He also pointed out that yields could be halved if he was no longer able to purchase nitrogen. If cheap imports were allowed after Brexit he wouldn’t be able to compete, as it would become too expensive for him to produce the high yields needed to keep prices down; he claimed that the prices of milk and cheese would have to double to allow him to stop using additional N and to continue producing. This consequence, although unintentional, could be detrimental to UK agriculture. Whether this issue arises depends largely on how future imports are handled by the government when negotiating Brexit.
Honor Eldridge also mentioned a few alternative options for reducing farmer reliance on nitrogen, including:
- Expanding Nitrate Vulnerable Zones (NVZs)
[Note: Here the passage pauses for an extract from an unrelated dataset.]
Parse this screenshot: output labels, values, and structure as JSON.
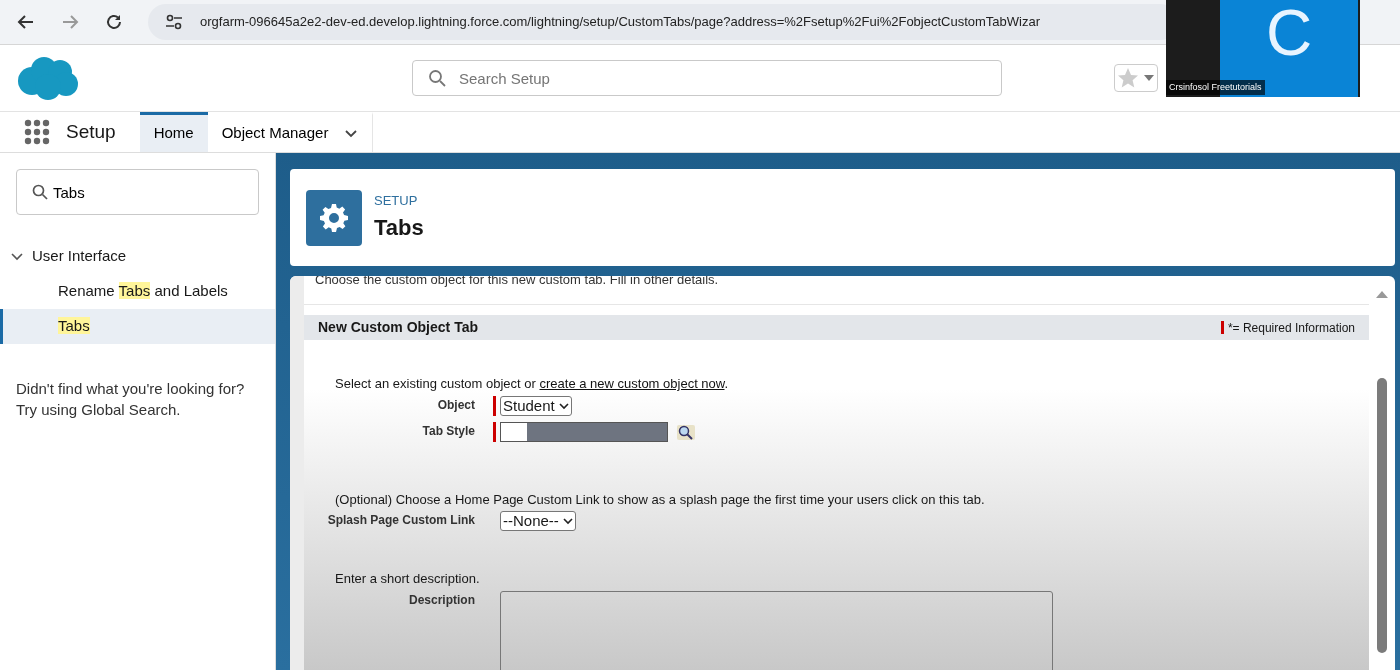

- Improving enforcement from the Environment Agency (in my opinion this needs to happen anyway; continual funding cuts have left insufficient feet on the ground for neither advice nor inspections!)
- The government’s Clean Air Strategy (due to be published any day now)
- Increased collaboration with private utility companies
- Supporting precision technology, for example through interest free loans
- Incentivising buffer strips to reduce runoff
If a nitrogen tax were introduced, a potential way to ensure farmers continue to have nitrogen availability without damaging the environment could be to use a portion of the ring-fenced money to research ways of helping farmers to reduce their reliance on artificial nitrogen. There hasn’t been enough research on viable ways of making nitrogen available without losing it from the soil, and the research that has been carried out hasn’t necessarily been disseminated. This research must be carried out independently of large agri-chemical companies, so will therefore need public funding.
Precision farming and other methods such as increased legume cover cropping could provide a viable alternative to artificial N fertilisers, but at the moment the jury appears to be out as to whether a nitrogen tax is the best way to get us there.
Either way, the environment is breaking down; our soils are being lost faster than they can recover and only 14% of watercourses in England are healthy; whichever option the government decides upon, it needs to happen now, and quickly.
Weaning ourselves off nitrogen – Sustainable Food Trust
A nitrogen tax for agriculture? – Arc 2020
Opinion: Will nitrogen be taxed? It might just happen – That’s Farming
What do you think?
I’d love to hear from readers about any additional benefits or potential consequences of a nitrogen tax or whether there are any other options which could help to reduce artificial N usage in future.